White Plains, N.Y.-based Starwood launched its eco-conscious Element Hotels two years ago. All Element properties are committed to pursuing the U.S. Green Building Council’s (USGBC) Leadership in Energy and Environmental Design (LEED) certification — the mark of high-performance green buildings. “Element is our green innovation lab,” Bauchner says. “We run all of our pilot initiatives there and it allows us to see what customers like and what we might transfer to our other brands.” Art on the walls, for example, is mounted on a base made from recycled tires, and floors feature carpets with up to 100-per-cent recycled content. The most recent Element Hotel opened in New York City’s Times Square, bringing the total to nine, with another set to launch this summer in Miami. North of the border, development plans are in the works, and in fact, just days before press time, Starwood announced the Element brand would make its Canadian debut in Vancouver with a 169-room property in 2014. “We like to say Element’s inspiring designs flow from nature, so Vancouver’s spectacular natural beauty makes a perfect setting for our first Element property in Canada,” said Brian McGuiness, senior vice-president, Specialty Select Brands, Starwood in a release. “And, since Vancouver launched an initiative to become the world’s agreenest city by 2020, we’re excited for Element Vancouver Metrotown to become a part of that movement.”
Outside of the extra green Element brand, Starwood’s online sustainability resource centre ensures its operators have easy access to environmental policies and allows staff to track progress and create reports. Each hotel has its own dedicated green champion — a position that can fall to anyone within the hotel staff who’s passionate about the environment—who fosters awareness and helps drive change. Every hotel can customize meetings for guests to make them as green as possible, with options such as electronic pre-meeting “paperwork” and opting for china rather than disposable plates.
Hotel operators also engage guests with events such as Earth Hour, which was recently marked with a voluntary electricity shutdown March 26 at 8:30 p.m. “We had a candlelight check-in, and our restaurants served organic fresh foods. We encouraged guests to turn off their lights and come down to the lobby where we had activities and acoustic entertainment. We want to let people know this can be fun,” Bauchner says.

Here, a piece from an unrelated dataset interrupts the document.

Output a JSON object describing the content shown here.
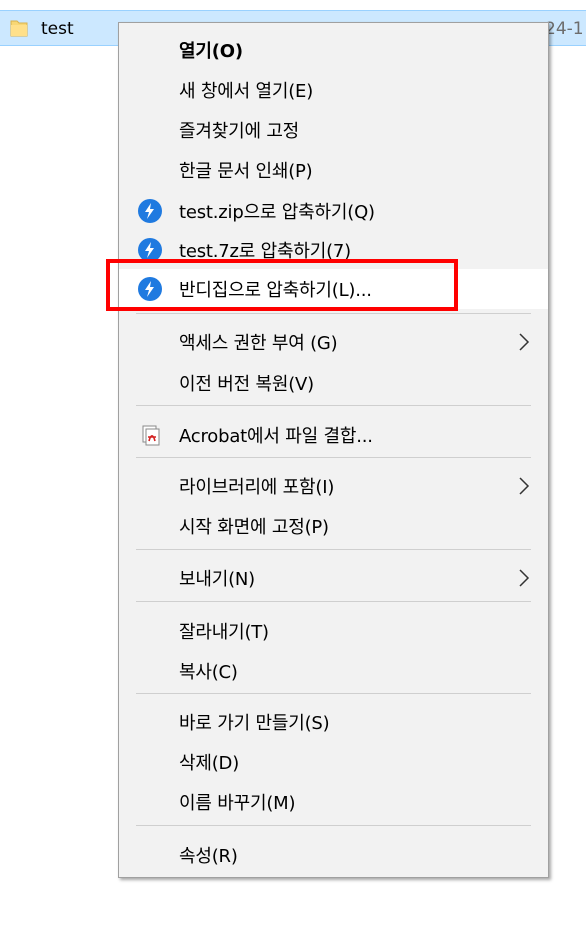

Being eco-conscious can be fun, but not all folks are environmentalists, and Bauchner notes that while enviro-initiatives are important, enriching the guest experience is a Starwood priority. The company works hard to keep sustainability and economic feasibility in check. In June 2010, it was announced Starwood would commit to a 30-per-cent reduction in energy use and a 20-per-cent decrease in water consumption by 2020. “Soon, being green won’t be an extra, and we’re going to be ready for when it’s a must-have,” says Bauchner “More and more people are expressing concern for the environment and looking for a purpose in every brand they purchase. We want our brand to be meaningful.”
Certainly, some hoteliers are leery of the costs associated with raising the green quotient, but as long as raw energy costs continue to increase, striving to conserve will only benefit the bottom line. But, if you’re having a tough time sorting through the clutter of environmental options, try a little mind-clearing tai chi.